-- James Chinn (Jim1341@DellEpro.com), October 10, 2001.
Polaroid is a huge concern whose revenues come frome different sources, one of them being the photographic one. The market of instant photography is a very special one, we paid for years huge prices just because Polaroid was ....Polaroid, the other sectors, not last the digital one, are under huge price and market pressure. I trust Polaroid to survive this one too! Good luck
-- Andrea Milano (email@example.com), October 10, 2001.
FWIW: CNBC' s Mark Faber this morning suggested that Polaroid would be filing for bankruptcy protection. BILL
-- william mitchell (firstname.lastname@example.org), October 10, 2001.
All transactions of their shares were frozen on the market today. Due to "imminent" chapter 11. I've read, from a couple reports that they may file for bankruptcy as early as tomorrow.
-- Thomas Douglass (email@example.com), October 10, 2001.
Unfortunately bankruptcy seems imminent for Polaroid, debt restructuring seems unlikely as there is almost one billion U.S. in debt, and their bonds are trading at less than ten cents to the dollar. So Polaroid as we know it in all likelihood won’t exist much longer. Lets hope another company is able to obtain the rights to continuing the Polaroid photography product line. Having said that, if I used Polaroid products, I’d be ordering as much as I could, as future supplies are doubtful.
-- Michael Mahoney (firstname.lastname@example.org), October 12, 2001.
That may be hard to do....most of the sheet films, 55 etc. are only made with about a 9 month lead time on the expiration date (I know this from state contracts...we like a year's lead time at a minimum)....The sheet films don't perform well after the exp. date either, and are tough to store as well since you can't freeze them...so don't go panic buying just yet.....I've got my finger's crossed that someone will see the market for at least some of their products.
-- DK Thompson (email@example.com), October 12, 2001.
I seriously doubt that all instant film products will disappear from the market. Even if Polaroid itself were to cease to exist, somone would buy the rights to produce the films, as some of them obviously are still moneymakers. The number of available types of film may shrink and/or the prices may rise. But knowing how many pro shooters still go through boxes and boxes of polaroid each day they shoot, I wouldn't start to freak out about lack of future supply just yet.

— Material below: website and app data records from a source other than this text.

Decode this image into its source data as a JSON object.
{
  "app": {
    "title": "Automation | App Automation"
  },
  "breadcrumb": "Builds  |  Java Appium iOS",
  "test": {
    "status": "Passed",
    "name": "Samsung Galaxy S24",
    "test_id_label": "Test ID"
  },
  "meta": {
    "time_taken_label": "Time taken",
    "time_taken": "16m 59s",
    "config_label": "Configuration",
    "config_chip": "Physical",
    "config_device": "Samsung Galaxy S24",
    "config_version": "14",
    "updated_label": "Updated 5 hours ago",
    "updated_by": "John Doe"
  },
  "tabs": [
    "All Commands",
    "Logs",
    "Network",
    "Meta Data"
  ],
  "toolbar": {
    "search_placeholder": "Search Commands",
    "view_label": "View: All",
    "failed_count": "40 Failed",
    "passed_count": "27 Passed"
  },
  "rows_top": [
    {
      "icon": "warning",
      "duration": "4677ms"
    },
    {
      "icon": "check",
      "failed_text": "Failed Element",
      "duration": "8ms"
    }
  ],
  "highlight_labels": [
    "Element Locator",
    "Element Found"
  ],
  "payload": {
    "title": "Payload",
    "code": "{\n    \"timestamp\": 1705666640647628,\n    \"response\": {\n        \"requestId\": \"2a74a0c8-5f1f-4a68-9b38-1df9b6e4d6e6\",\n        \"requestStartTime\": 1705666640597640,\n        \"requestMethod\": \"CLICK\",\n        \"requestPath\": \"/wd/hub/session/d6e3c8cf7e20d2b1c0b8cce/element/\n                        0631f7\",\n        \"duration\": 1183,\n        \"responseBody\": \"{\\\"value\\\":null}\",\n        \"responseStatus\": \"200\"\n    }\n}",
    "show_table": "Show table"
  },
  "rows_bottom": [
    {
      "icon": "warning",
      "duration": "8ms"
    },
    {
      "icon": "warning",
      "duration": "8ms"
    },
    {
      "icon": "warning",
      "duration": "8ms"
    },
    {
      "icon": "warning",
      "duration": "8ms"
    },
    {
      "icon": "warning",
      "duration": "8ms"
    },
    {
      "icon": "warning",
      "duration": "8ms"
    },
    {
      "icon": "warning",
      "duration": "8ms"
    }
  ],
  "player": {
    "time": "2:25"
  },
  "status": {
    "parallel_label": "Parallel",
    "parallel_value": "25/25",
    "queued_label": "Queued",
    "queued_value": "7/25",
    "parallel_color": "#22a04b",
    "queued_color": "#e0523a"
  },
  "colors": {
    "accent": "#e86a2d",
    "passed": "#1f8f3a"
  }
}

-- Josh Root (firstname.lastname@example.org), October 12, 2001.